You muscle the first putt, miss the next
Oh man, I three-putted again!
We’ve all done it: You really want to make that 10-footer for birdie (or par), so you give it a good smack. But it steams by the hole, and you’ve got a four-footer coming back, which you leave short. You turned a good hole into a three-jack. You walk off the green muttering to yourself, What an idiot!
To prevent this, think about the way great fast-green putters like Ben Crenshaw and Jack Nicklaus do it. They try to roll the ball the correct distance, which in effect makes the hole wider (so you end up sinking more putts). And it prevents three-putting. I don’t believe in trying to roll the ball at a speed that would send it a foot or two past the cup. A lot of golfers who try to do this hit it too far by.
On downhillers, it’s easy to let the first putt get away from you. I picture another hole half to two-thirds of the way to the cup. Then I focus on rolling the ball the correct speed for the imaginary hole. It rolls out and often finds the real hole. On uphill putts, I do the opposite, looking well past the cup.

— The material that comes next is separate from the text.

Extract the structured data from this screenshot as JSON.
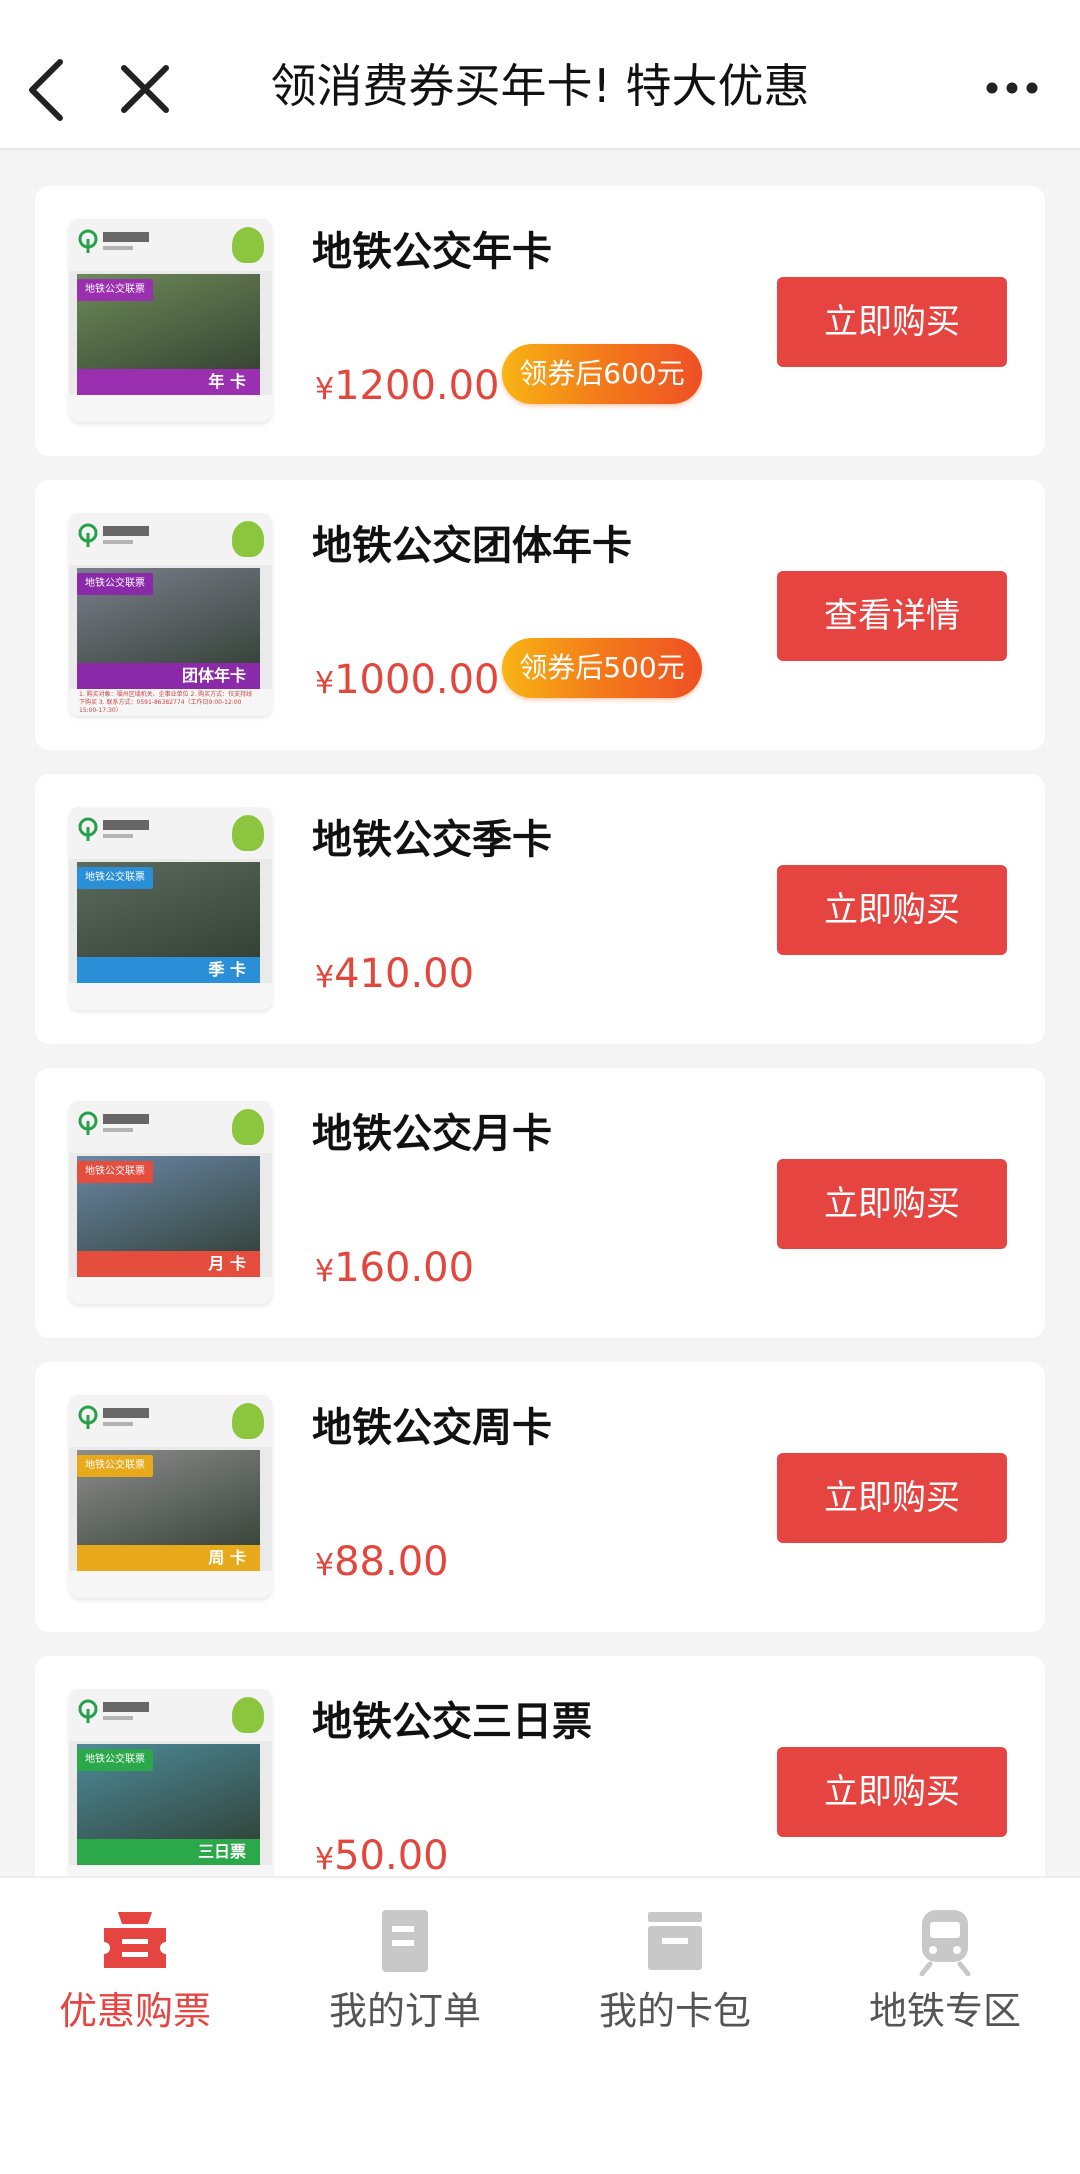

Here’s a practice drill to try. Place two tees directly in front of a hole about an inch apart. Practice hitting putts at just the right pace. Notice how some balls graze the outside of either tee and fall into the side of the hole. This shows that you don’t have to hit the cup dead centre to make a putt, provided the ball is rolling at the right speed.
“On downhillers, putt to an imaginary hole halfway there.”